I have tasted wonderful food, danced to great music and been inspired by gorgeous works of art from all over the world. I am constantly challenged by new ideas and new approaches by the incredible, diverse group of people I work with every day. I am forced to question my assumptions and examine my own identity and place in the world. I am a better person for it.
Welcoming refugees and immigrants is also good for our country. Immigrants can find safety and opportunity in our communities and, as a result, we enjoy the tangible benefits in the success they achieve. Immigrants bring new ideas and approaches. They start businesses and enrich our communities through art, music and culture. They challenge our ideas and make us regularly examine our identity. They make us a stronger community and a stronger country.
And for that, I am truly thankful.
September 2017: Undocumented and Unafraid: My Parents, My Heroes by Raymond Partolan

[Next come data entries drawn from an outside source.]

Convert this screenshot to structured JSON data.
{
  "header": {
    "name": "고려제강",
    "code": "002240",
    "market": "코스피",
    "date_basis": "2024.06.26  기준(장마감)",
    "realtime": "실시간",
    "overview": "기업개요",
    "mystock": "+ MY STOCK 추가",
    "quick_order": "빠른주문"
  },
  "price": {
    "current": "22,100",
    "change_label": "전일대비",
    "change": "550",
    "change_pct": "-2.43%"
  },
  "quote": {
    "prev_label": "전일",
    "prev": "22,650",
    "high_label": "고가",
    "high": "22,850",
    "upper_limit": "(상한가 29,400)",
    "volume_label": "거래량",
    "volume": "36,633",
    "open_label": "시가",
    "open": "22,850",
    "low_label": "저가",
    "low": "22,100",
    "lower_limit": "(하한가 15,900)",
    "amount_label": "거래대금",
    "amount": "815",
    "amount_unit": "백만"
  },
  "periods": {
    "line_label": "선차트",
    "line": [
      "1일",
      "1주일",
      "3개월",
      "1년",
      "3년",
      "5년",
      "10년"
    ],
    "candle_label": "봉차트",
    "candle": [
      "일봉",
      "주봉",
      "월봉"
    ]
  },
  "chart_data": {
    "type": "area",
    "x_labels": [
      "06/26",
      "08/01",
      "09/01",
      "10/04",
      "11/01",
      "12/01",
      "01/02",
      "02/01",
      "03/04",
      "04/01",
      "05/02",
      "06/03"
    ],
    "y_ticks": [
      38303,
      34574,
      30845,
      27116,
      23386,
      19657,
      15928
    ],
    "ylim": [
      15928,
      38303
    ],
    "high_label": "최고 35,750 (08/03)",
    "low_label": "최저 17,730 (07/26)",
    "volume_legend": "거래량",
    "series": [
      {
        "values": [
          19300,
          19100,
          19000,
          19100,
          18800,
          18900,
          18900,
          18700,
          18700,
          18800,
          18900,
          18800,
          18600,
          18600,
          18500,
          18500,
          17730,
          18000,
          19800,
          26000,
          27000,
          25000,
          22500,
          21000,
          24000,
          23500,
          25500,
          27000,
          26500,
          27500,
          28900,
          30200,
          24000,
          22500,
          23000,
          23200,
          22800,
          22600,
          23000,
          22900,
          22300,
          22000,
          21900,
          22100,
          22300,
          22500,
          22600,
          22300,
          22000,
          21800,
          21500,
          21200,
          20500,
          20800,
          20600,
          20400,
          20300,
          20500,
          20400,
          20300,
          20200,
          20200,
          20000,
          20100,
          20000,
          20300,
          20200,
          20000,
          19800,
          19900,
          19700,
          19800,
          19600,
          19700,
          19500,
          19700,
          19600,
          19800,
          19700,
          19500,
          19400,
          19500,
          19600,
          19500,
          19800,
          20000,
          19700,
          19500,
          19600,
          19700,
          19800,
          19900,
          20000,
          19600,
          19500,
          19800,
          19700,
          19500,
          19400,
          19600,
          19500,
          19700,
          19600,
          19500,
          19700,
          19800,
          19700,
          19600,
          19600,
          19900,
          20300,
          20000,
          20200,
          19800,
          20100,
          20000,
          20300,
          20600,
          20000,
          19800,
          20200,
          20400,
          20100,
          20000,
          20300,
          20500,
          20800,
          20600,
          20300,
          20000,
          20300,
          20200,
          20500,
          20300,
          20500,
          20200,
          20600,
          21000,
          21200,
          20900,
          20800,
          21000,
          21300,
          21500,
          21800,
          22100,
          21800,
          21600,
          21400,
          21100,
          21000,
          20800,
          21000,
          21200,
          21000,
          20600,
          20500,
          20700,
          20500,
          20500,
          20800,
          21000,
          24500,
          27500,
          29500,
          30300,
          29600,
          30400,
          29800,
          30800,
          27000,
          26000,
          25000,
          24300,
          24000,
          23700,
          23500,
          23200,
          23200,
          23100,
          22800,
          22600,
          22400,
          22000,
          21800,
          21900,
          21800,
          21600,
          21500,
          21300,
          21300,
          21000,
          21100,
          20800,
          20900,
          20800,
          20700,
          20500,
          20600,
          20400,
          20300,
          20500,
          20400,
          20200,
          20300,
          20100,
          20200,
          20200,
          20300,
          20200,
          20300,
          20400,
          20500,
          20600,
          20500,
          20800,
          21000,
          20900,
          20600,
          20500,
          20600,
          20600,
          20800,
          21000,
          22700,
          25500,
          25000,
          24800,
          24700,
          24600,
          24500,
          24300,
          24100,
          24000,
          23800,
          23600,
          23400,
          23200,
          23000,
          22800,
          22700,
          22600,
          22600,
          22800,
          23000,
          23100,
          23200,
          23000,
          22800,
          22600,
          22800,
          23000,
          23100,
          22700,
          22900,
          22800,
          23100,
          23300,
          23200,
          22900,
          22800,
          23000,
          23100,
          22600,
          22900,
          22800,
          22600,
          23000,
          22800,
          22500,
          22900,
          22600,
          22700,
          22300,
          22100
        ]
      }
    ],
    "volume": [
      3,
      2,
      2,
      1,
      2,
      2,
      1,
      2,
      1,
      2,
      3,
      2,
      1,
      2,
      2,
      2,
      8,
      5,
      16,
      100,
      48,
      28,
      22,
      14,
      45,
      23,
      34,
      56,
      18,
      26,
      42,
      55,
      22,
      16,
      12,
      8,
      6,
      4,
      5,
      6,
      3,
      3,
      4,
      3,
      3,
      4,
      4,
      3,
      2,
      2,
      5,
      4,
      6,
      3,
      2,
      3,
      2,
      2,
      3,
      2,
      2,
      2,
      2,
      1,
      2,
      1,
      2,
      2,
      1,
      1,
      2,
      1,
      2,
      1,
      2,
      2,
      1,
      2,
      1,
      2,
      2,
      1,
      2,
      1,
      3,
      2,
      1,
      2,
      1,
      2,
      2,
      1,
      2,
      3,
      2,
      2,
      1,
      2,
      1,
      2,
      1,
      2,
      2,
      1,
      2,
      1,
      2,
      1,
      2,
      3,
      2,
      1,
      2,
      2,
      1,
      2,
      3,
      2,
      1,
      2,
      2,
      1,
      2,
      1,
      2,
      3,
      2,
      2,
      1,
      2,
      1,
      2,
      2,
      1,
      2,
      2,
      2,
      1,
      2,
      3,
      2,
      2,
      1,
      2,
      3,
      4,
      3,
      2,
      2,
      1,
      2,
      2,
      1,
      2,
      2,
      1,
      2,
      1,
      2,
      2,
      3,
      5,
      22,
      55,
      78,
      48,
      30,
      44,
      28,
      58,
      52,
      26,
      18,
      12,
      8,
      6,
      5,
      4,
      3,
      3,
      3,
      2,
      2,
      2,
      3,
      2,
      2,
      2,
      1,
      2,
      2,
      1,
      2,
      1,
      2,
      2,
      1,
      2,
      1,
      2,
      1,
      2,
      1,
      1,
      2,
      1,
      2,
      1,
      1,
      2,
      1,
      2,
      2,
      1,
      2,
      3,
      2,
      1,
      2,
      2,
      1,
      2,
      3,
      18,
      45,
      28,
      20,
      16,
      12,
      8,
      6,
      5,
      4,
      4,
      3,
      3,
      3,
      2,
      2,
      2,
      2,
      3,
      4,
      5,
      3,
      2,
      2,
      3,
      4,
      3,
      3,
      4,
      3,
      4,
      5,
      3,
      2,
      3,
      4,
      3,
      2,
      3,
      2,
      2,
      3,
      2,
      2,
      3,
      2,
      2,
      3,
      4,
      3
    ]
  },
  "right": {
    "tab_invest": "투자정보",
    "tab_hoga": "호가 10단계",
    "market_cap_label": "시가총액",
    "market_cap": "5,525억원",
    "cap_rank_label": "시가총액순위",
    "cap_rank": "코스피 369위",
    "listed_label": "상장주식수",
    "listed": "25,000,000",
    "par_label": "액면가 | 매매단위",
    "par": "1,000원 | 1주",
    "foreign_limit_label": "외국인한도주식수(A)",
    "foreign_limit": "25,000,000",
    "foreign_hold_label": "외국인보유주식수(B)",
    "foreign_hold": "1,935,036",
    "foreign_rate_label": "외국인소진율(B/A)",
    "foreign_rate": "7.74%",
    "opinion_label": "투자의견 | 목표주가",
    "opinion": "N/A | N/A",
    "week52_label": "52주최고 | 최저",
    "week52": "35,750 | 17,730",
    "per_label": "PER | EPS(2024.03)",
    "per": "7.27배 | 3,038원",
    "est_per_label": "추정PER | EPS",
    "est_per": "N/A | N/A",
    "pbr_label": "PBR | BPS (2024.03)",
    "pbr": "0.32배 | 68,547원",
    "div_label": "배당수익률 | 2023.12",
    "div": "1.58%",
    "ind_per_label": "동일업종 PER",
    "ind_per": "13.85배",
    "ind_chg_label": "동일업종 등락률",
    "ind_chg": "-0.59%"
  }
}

August 2017: Building PathDriver: My Path to Drive an Impact by Robin Deutsch Edwards
July 2017: Civic Engagement Regardless of Citizenship by Maria del Rosario Palacios
June 2017: Celebrating World Refugee Day by Rabbi Peter S. Berg
May 2017: Love>Fear: And It’s Good For Business by Bonnie Kallenberg
April 2017:Talking with Babies Makes Their Brains Smarter by Nitza Vega-Lahr, Ph.D.
March 2017: It’s All About Student Support by Terry Segovis
February 2017: Clarkston, Georgia: An Ever-Changing Town by Awet Eyasu
January 2017: Reclaiming Georgia’s Legacy of Love by Paedia Mixon
December 2016: Reflections on Welcoming Communities Trip to Germany by Alicia Phillip
November 2016: Thanksgiving in America by Bishop Robert Wright
October 2016: Voting: The Real American Dream by Elizabeth Poythress
August/September 2016: From the Road: das Willkommen by Paedia Mixon
July 2016: My Life In AmeriCorps by Lauren Mertens
June 2016: Reflecting On World Refugee Day
May 2016: A Gift for my Parents by Bee Nguyen
April 2016: The Ripple Effect by Breauna Hagen
March 2016: Lessons I’ve Learned Tutoring a Refugee by Ashley Hager
February 2016: For the Love of Humanity by Safia Jama
January 2016: 4D Service Learning at The Galloway School by Scotti Belfi
November and December 2015: A Case for Syrian Resettlement by Paedia Mixon
October 2015: Creating a Welcoming Atlanta Interview with Luisa Cardona
September 2015: Third-Annual Red, White and NEW Event Exceeds Fundraising and Advocacy Goals by Kelley Lugo
August 2015: Patti Garrett – August 2015 Food for Thought by Patti Garrett
July 2015: Engaging International Families in Parent Groups by Patti Ghezzi
June 2015: Reflecting on the Fourth of July by Kevin Abel
May 2015: Looking Back on Iraq by Whitney Kweskin
April 2015: All Hail Hall by Spencer Hall
March 2015: Honoring our Volunteers by Adriana Varela
February 2015: Celebrating New Americans by Charles Barnwell and Bob Glick
January 2015: What Refugees Leave Behind by Wendy Cheeks
December 2014: Welcoming Week in Atlanta by Emily Pelton
ARTICLES | LINKS:
Refugee entrepreneurs are expanding prosperity for all Atlantans by opening new businesses that add to the tax base, employ local residents, and bring fresh ideas and products to our community.
ARTICLES | LINKS:
“Doing Business Like a Refugee” – For countries that embrace refugee business, what follows is often a boon to the economy, and an outlet for the refugees themselves. Via NPR Planet Money
“Where are refugees to the US coming from?” : via Washington Post
“U.S. Religious Leaders Embrace Cause of Migrant Children” – This summer, religious leaders across the United States lead the cause of welcoming unaccompanied migrant children to their communities. via New York Times Link
“The Children of the Drug Wars: A Refugee Crisis, Not an Immigration Crisis” – The ongoing issues facing Central American countries, forcing thousands of unaccompanied children are complicated. Here is one view of the crisis. via New York Times Link
What Do You Think?